==== Material for this task

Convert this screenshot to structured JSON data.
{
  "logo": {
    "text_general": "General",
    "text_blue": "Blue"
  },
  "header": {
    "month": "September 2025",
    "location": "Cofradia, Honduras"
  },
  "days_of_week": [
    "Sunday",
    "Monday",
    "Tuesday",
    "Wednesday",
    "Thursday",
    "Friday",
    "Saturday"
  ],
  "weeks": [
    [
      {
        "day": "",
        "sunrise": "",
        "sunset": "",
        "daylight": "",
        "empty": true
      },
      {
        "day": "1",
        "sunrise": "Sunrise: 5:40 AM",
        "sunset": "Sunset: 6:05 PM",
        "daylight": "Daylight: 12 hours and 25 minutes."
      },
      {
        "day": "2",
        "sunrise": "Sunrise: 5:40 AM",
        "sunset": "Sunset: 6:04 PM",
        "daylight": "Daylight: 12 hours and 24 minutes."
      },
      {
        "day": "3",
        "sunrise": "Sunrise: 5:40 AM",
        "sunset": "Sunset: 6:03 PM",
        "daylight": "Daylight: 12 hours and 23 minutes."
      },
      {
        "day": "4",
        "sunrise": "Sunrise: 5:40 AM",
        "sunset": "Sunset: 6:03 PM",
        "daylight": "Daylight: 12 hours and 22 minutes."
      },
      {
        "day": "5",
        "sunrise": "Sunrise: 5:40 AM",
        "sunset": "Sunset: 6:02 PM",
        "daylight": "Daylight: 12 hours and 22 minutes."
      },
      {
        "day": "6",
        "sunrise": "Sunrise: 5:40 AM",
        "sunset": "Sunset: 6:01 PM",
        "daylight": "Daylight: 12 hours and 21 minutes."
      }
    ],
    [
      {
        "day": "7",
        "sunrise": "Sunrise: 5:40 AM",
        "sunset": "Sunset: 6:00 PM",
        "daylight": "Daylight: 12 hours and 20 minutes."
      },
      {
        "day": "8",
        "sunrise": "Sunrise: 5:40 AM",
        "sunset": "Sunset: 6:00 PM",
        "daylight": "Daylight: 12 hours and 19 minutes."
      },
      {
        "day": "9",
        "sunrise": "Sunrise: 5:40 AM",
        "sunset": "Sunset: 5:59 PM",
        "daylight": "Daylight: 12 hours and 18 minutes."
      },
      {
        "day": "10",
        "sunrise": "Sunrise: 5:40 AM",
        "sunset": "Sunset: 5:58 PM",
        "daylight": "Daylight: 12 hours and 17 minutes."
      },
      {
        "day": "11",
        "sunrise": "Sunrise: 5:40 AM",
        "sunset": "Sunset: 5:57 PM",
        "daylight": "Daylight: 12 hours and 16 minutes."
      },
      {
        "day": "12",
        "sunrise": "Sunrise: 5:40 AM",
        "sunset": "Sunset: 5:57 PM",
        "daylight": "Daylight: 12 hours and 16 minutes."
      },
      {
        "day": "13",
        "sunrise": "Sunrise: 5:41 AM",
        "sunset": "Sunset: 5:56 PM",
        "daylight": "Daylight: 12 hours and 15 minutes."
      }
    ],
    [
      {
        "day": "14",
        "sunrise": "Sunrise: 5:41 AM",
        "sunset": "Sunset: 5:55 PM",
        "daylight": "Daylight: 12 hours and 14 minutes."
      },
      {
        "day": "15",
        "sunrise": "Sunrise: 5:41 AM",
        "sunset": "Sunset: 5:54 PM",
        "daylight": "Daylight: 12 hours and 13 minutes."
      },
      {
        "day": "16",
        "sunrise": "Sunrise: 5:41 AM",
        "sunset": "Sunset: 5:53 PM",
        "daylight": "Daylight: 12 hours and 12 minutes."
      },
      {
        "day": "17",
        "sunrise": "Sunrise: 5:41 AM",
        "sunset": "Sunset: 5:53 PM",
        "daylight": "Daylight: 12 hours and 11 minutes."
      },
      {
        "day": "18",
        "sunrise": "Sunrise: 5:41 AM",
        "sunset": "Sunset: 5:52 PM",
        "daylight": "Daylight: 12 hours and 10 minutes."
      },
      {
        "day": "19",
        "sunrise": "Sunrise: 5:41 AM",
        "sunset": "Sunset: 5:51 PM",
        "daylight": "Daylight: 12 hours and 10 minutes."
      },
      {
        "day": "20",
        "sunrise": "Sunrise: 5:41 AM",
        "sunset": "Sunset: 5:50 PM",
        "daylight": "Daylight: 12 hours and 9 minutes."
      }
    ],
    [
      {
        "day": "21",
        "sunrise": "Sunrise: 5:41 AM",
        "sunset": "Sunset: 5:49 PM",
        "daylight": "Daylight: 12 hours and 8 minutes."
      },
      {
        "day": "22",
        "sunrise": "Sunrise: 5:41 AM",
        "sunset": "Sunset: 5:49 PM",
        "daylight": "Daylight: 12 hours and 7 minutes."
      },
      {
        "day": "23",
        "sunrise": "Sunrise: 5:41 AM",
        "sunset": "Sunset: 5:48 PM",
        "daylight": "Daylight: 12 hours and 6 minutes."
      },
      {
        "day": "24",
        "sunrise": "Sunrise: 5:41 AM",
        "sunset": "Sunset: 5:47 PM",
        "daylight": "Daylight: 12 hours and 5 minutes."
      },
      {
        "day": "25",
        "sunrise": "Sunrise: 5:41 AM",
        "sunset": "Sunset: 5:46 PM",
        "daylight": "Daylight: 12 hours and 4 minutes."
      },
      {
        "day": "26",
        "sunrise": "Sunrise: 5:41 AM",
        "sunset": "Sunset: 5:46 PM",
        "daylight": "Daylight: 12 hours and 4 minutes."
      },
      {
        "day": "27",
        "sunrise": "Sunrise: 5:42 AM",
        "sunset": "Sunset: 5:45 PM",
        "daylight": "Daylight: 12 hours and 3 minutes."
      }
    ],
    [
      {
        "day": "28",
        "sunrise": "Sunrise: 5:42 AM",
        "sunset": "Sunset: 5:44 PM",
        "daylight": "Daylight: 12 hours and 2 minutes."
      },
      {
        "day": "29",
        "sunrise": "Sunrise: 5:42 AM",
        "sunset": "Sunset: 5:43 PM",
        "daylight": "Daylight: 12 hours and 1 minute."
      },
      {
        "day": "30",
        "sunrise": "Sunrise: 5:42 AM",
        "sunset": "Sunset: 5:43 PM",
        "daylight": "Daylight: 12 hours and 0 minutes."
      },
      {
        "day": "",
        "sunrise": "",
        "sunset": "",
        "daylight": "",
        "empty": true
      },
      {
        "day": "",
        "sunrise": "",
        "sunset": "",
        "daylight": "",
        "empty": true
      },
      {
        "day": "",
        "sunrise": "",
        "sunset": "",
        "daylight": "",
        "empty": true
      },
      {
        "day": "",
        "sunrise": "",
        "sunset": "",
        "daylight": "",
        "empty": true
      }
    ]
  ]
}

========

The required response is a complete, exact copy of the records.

Convert this screenshot to structured JSON data.
{
  "logo": {
    "text_general": "General",
    "text_blue": "Blue"
  },
  "header": {
    "month": "September 2025",
    "location": "Cofradia, Honduras"
  },
  "days_of_week": [
    "Sunday",
    "Monday",
    "Tuesday",
    "Wednesday",
    "Thursday",
    "Friday",
    "Saturday"
  ],
  "weeks": [
    [
      {
        "day": "",
        "sunrise": "",
        "sunset": "",
        "daylight": "",
        "empty": true
      },
      {
        "day": "1",
        "sunrise": "Sunrise: 5:40 AM",
        "sunset": "Sunset: 6:05 PM",
        "daylight": "Daylight: 12 hours and 25 minutes."
      },
      {
        "day": "2",
        "sunrise": "Sunrise: 5:40 AM",
        "sunset": "Sunset: 6:04 PM",
        "daylight": "Daylight: 12 hours and 24 minutes."
      },
      {
        "day": "3",
        "sunrise": "Sunrise: 5:40 AM",
        "sunset": "Sunset: 6:03 PM",
        "daylight": "Daylight: 12 hours and 23 minutes."
      },
      {
        "day": "4",
        "sunrise": "Sunrise: 5:40 AM",
        "sunset": "Sunset: 6:03 PM",
        "daylight": "Daylight: 12 hours and 22 minutes."
      },
      {
        "day": "5",
        "sunrise": "Sunrise: 5:40 AM",
        "sunset": "Sunset: 6:02 PM",
        "daylight": "Daylight: 12 hours and 22 minutes."
      },
      {
        "day": "6",
        "sunrise": "Sunrise: 5:40 AM",
        "sunset": "Sunset: 6:01 PM",
        "daylight": "Daylight: 12 hours and 21 minutes."
      }
    ],
    [
      {
        "day": "7",
        "sunrise": "Sunrise: 5:40 AM",
        "sunset": "Sunset: 6:00 PM",
        "daylight": "Daylight: 12 hours and 20 minutes."
      },
      {
        "day": "8",
        "sunrise": "Sunrise: 5:40 AM",
        "sunset": "Sunset: 6:00 PM",
        "daylight": "Daylight: 12 hours and 19 minutes."
      },
      {
        "day": "9",
        "sunrise": "Sunrise: 5:40 AM",
        "sunset": "Sunset: 5:59 PM",
        "daylight": "Daylight: 12 hours and 18 minutes."
      },
      {
        "day": "10",
        "sunrise": "Sunrise: 5:40 AM",
        "sunset": "Sunset: 5:58 PM",
        "daylight": "Daylight: 12 hours and 17 minutes."
      },
      {
        "day": "11",
        "sunrise": "Sunrise: 5:40 AM",
        "sunset": "Sunset: 5:57 PM",
        "daylight": "Daylight: 12 hours and 16 minutes."
      },
      {
        "day": "12",
        "sunrise": "Sunrise: 5:40 AM",
        "sunset": "Sunset: 5:57 PM",
        "daylight": "Daylight: 12 hours and 16 minutes."
      },
      {
        "day": "13",
        "sunrise": "Sunrise: 5:41 AM",
        "sunset": "Sunset: 5:56 PM",
        "daylight": "Daylight: 12 hours and 15 minutes."
      }
    ],
    [
      {
        "day": "14",
        "sunrise": "Sunrise: 5:41 AM",
        "sunset": "Sunset: 5:55 PM",
        "daylight": "Daylight: 12 hours and 14 minutes."
      },
      {
        "day": "15",
        "sunrise": "Sunrise: 5:41 AM",
        "sunset": "Sunset: 5:54 PM",
        "daylight": "Daylight: 12 hours and 13 minutes."
      },
      {
        "day": "16",
        "sunrise": "Sunrise: 5:41 AM",
        "sunset": "Sunset: 5:53 PM",
        "daylight": "Daylight: 12 hours and 12 minutes."
      },
      {
        "day": "17",
        "sunrise": "Sunrise: 5:41 AM",
        "sunset": "Sunset: 5:53 PM",
        "daylight": "Daylight: 12 hours and 11 minutes."
      },
      {
        "day": "18",
        "sunrise": "Sunrise: 5:41 AM",
        "sunset": "Sunset: 5:52 PM",
        "daylight": "Daylight: 12 hours and 10 minutes."
      },
      {
        "day": "19",
        "sunrise": "Sunrise: 5:41 AM",
        "sunset": "Sunset: 5:51 PM",
        "daylight": "Daylight: 12 hours and 10 minutes."
      },
      {
        "day": "20",
        "sunrise": "Sunrise: 5:41 AM",
        "sunset": "Sunset: 5:50 PM",
        "daylight": "Daylight: 12 hours and 9 minutes."
      }
    ],
    [
      {
        "day": "21",
        "sunrise": "Sunrise: 5:41 AM",
        "sunset": "Sunset: 5:49 PM",
        "daylight": "Daylight: 12 hours and 8 minutes."
      },
      {
        "day": "22",
        "sunrise": "Sunrise: 5:41 AM",
        "sunset": "Sunset: 5:49 PM",
        "daylight": "Daylight: 12 hours and 7 minutes."
      },
      {
        "day": "23",
        "sunrise": "Sunrise: 5:41 AM",
        "sunset": "Sunset: 5:48 PM",
        "daylight": "Daylight: 12 hours and 6 minutes."
      },
      {
        "day": "24",
        "sunrise": "Sunrise: 5:41 AM",
        "sunset": "Sunset: 5:47 PM",
        "daylight": "Daylight: 12 hours and 5 minutes."
      },
      {
        "day": "25",
        "sunrise": "Sunrise: 5:41 AM",
        "sunset": "Sunset: 5:46 PM",
        "daylight": "Daylight: 12 hours and 4 minutes."
      },
      {
        "day": "26",
        "sunrise": "Sunrise: 5:41 AM",
        "sunset": "Sunset: 5:46 PM",
        "daylight": "Daylight: 12 hours and 4 minutes."
      },
      {
        "day": "27",
        "sunrise": "Sunrise: 5:42 AM",
        "sunset": "Sunset: 5:45 PM",
        "daylight": "Daylight: 12 hours and 3 minutes."
      }
    ],
    [
      {
        "day": "28",
        "sunrise": "Sunrise: 5:42 AM",
        "sunset": "Sunset: 5:44 PM",
        "daylight": "Daylight: 12 hours and 2 minutes."
      },
      {
        "day": "29",
        "sunrise": "Sunrise: 5:42 AM",
        "sunset": "Sunset: 5:43 PM",
        "daylight": "Daylight: 12 hours and 1 minute."
      },
      {
        "day": "30",
        "sunrise": "Sunrise: 5:42 AM",
        "sunset": "Sunset: 5:43 PM",
        "daylight": "Daylight: 12 hours and 0 minutes."
      },
      {
        "day": "",
        "sunrise": "",
        "sunset": "",
        "daylight": "",
        "empty": true
      },
      {
        "day": "",
        "sunrise": "",
        "sunset": "",
        "daylight": "",
        "empty": true
      },
      {
        "day": "",
        "sunrise": "",
        "sunset": "",
        "daylight": "",
        "empty": true
      },
      {
        "day": "",
        "sunrise": "",
        "sunset": "",
        "daylight": "",
        "empty": true
      }
    ]
  ]
}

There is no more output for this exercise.